Somewhere around here I’ve got a fascinating little monograph on the ancient obsidian trade in Europe and Asia. As you’re presumably aware, obsidian is naturally occurring volcanic glass. One of the interesting things about obsidian is that by analyzing its chemical composition you can identify where the obsidian was originally found or mined.
When stone was the primary material used for tool-making, obsidian was in high demand because of its ability to take and hold a sharp edge. In the Neolithic of Europe and Asia it was traded over an enormous area and the monograph I mentioned discusses the extent and timing of that trade, determined by performing a chemical analysis of the remnants of obsidian tools found in various archaeological digs around the world.
As it turns out there was a critical obsidian shortage in Europe and Asia something around 8,000 year ago. That shortage drove people to experiment with substitutes for obsidian. They tried copper, then bronze. Later (and as copper became scarcer) iron and even later steel were used for the purposes once served by obsidian. Nowadays, you’re much more likely to hear somebody complaining “Where the heck is that hammer?”, invariably a steel hammer, than about the obsidian shortage.
Without that obsidian shortage in antiquity the world as we know it would not exist. I can tell very similar stories about agriculture, paper, or dozens of other materials and tools.
That’s what I thought of when I read this op-ed on world resources at the Wall Street Journal:
How many times have you heard that we humans are “using up” the world’s resources, “running out” of oil, “reaching the limits” of the atmosphere’s capacity to cope with pollution or “approaching the carrying capacity” of the land’s ability to support a greater population? The assumption behind all such statements is that there is a fixed amount of stuff—metals, oil, clean air, land—and that we risk exhausting it through our consumption.

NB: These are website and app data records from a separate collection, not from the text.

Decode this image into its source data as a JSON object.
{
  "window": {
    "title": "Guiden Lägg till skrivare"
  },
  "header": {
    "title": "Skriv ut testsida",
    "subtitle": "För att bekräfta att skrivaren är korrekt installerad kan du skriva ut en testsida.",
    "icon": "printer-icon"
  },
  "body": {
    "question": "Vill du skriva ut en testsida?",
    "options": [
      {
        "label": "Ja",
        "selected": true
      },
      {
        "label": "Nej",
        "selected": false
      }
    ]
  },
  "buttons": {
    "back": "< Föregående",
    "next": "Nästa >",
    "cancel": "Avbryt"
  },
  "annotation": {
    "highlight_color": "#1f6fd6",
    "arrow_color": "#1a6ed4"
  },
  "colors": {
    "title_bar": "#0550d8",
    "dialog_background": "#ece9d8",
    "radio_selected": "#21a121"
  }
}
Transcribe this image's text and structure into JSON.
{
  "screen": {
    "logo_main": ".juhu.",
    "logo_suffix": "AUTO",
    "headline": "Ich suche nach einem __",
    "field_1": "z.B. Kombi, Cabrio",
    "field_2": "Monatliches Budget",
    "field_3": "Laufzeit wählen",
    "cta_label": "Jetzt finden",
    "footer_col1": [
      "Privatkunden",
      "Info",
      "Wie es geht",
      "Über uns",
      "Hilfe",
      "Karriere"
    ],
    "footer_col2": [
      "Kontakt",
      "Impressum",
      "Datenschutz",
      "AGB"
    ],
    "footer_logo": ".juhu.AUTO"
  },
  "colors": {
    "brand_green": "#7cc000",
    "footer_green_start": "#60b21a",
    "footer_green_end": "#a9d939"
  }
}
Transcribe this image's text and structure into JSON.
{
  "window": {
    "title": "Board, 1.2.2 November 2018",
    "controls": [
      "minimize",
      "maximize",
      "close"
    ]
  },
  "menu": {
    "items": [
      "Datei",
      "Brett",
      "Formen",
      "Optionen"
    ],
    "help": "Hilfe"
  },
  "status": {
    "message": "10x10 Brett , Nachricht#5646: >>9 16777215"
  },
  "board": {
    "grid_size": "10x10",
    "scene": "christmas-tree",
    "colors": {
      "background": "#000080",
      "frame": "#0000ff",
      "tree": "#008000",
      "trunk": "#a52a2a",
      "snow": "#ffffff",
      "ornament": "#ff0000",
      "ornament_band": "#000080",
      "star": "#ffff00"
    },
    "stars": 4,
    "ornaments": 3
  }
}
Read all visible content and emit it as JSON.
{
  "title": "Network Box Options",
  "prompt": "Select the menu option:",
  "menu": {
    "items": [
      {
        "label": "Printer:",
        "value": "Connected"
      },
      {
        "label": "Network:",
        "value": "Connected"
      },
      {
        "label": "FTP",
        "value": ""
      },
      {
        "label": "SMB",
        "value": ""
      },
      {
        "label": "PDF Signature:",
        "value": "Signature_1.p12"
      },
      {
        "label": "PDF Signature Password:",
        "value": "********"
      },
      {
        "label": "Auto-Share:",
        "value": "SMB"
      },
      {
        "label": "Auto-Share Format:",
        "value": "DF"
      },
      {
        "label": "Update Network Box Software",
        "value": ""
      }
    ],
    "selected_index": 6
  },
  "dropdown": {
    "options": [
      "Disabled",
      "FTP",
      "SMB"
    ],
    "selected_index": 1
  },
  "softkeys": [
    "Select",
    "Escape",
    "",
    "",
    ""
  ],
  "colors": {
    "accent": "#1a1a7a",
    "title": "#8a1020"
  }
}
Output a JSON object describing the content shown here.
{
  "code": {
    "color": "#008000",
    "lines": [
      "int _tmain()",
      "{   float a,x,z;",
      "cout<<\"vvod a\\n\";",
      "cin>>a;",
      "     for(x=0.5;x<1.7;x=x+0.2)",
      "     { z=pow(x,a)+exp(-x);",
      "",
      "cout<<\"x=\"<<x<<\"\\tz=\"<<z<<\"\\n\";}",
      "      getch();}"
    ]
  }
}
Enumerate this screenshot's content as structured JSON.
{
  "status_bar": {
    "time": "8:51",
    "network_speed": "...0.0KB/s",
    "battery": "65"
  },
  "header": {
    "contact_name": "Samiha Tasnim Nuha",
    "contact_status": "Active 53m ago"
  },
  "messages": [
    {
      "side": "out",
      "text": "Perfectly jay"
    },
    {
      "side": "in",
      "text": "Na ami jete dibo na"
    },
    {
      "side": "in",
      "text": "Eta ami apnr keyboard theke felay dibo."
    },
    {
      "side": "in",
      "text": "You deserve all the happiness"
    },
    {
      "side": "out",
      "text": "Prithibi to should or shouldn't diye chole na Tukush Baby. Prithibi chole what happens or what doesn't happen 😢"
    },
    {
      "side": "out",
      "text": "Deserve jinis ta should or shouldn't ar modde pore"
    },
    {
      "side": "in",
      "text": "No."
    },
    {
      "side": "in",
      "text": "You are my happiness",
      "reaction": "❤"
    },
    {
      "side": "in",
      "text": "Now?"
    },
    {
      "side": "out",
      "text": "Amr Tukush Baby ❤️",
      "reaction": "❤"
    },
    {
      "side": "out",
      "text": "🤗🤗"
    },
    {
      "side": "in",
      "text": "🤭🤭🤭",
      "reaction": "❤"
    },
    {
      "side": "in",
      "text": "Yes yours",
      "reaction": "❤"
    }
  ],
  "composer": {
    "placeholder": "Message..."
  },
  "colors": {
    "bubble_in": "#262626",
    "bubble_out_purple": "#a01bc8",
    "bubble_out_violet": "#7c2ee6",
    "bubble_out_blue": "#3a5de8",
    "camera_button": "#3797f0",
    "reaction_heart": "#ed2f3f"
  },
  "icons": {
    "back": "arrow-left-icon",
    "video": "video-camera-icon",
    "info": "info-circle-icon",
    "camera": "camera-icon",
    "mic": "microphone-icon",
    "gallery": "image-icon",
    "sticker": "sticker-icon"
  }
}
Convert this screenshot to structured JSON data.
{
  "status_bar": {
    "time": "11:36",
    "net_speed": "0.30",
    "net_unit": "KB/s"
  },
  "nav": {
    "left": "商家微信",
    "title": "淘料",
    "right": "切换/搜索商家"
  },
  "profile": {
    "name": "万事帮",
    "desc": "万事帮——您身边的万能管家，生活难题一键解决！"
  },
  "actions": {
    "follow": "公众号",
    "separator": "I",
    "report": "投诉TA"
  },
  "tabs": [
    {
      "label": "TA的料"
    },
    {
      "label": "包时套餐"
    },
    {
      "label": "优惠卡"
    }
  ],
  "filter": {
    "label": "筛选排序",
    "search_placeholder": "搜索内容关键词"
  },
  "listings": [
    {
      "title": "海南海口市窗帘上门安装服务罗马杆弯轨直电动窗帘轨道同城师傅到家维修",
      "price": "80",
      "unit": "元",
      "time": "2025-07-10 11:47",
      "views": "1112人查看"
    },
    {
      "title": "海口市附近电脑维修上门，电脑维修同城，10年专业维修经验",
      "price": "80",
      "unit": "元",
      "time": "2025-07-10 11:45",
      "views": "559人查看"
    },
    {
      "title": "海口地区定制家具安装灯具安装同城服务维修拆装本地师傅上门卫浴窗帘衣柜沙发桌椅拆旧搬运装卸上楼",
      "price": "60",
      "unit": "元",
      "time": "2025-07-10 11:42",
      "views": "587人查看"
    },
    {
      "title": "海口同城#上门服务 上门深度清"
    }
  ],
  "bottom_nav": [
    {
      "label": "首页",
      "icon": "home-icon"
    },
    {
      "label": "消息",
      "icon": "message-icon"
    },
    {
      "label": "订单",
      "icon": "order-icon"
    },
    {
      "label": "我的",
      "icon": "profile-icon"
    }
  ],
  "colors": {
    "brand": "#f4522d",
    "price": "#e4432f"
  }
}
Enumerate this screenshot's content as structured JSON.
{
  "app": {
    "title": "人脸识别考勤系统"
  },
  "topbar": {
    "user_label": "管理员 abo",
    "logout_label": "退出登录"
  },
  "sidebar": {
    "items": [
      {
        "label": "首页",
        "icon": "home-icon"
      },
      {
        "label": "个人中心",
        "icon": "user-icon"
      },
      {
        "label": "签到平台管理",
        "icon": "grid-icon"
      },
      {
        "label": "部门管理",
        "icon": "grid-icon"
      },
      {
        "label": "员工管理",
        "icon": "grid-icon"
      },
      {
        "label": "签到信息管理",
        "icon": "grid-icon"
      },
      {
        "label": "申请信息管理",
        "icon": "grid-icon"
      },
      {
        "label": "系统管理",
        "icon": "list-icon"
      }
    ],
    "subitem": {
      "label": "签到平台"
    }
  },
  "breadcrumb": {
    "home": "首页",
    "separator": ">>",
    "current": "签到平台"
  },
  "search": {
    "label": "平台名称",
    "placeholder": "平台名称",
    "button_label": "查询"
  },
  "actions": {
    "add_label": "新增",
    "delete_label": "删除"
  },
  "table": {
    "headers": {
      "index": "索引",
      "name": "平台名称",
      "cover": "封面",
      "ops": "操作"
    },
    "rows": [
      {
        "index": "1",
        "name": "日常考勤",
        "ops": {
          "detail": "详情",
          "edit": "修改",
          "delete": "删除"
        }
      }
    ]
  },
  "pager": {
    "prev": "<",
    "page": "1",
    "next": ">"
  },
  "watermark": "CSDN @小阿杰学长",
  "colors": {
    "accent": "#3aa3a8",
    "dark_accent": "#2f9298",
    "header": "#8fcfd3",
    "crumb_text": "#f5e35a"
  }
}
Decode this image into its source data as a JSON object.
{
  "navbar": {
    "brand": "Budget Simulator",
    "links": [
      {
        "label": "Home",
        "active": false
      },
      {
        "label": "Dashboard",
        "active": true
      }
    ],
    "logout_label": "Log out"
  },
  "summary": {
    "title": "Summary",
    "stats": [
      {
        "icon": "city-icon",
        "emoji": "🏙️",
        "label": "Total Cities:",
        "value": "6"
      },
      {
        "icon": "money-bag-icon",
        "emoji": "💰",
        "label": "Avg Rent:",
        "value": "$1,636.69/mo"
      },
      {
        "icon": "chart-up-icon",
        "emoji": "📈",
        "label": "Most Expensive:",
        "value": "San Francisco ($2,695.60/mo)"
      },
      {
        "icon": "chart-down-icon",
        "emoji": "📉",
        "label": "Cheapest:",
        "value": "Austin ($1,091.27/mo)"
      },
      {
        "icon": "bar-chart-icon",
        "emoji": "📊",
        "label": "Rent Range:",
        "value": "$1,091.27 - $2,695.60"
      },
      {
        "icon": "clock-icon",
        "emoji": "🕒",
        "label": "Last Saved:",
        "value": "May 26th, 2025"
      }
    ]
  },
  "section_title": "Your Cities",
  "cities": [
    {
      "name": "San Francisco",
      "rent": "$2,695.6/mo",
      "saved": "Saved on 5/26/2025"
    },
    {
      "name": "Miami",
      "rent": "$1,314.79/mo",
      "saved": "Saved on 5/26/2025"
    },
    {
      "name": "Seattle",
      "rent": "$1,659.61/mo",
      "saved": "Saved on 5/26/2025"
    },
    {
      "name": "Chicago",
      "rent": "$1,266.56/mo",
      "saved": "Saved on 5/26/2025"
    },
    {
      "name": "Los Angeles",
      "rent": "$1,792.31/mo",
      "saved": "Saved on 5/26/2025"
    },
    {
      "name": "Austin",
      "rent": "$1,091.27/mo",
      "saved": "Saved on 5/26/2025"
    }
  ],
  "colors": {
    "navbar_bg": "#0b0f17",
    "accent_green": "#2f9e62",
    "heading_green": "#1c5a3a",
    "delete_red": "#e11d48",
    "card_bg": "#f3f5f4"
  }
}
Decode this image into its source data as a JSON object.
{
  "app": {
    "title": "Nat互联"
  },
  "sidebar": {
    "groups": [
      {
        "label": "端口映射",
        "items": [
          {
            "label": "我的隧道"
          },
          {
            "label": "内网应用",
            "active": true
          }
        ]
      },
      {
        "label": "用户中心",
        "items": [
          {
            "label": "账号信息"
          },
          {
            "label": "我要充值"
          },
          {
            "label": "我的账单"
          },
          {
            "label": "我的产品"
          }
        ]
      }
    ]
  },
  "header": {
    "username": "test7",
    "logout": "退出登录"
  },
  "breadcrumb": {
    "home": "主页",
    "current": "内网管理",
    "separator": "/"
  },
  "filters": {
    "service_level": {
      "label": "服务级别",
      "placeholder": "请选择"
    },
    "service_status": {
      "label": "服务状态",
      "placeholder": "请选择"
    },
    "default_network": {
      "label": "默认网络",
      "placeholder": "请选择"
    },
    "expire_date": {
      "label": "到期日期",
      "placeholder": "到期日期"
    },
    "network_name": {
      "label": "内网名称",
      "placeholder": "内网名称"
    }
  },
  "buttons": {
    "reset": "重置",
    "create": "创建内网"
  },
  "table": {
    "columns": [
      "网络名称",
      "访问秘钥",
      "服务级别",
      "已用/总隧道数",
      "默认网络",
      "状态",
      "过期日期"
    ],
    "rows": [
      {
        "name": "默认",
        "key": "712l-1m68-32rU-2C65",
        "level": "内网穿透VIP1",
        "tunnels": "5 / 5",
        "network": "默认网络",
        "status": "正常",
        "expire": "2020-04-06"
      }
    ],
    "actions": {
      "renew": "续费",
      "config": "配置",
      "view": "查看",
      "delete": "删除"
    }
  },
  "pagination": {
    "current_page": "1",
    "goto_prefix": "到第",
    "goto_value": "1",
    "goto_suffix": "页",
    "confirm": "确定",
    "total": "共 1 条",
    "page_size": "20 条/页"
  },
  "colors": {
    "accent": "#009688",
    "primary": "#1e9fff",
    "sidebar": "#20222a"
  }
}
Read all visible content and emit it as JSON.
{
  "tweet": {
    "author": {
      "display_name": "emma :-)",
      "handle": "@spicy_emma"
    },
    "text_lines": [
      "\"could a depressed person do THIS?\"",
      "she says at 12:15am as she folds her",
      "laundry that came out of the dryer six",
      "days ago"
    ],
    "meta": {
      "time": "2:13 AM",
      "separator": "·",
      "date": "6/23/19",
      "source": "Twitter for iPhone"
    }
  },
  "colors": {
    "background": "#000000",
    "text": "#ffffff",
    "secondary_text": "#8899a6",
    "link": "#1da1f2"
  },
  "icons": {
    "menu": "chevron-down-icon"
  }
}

“We are using 50% more resources than the Earth can sustainably produce, and unless we change course, that number will grow fast—by 2030, even two planets will not be enough,” says Jim Leape, director general of the World Wide Fund for Nature International (formerly the World Wildlife Fund).
But here’s a peculiar feature of human history: We burst through such limits again and again. After all, as a Saudi oil minister once said, the Stone Age didn’t end for lack of stone. Ecologists call this “niche construction”—that people (and indeed some other animals) can create new opportunities for themselves by making their habitats more productive in some way. Agriculture is the classic example of niche construction: We stopped relying on nature’s bounty and substituted an artificial and much larger bounty.
We have not run out of everything and I believe that the likelihood that we will do is vanishingly small. Is is possible that we will? Sure. It’s also possible that when the sun goes down tomorrow night it will never return or that when you step out of bed in the morning you’ll fall through the floor, the molecules of your body slipping through the floor’s molecules. For some reason the same people who are worried about running about of everything don’t seem to be as worried about those other two eventualities. They still go to bed at night and get up again in the morning after, presumably, a good night’s sleep.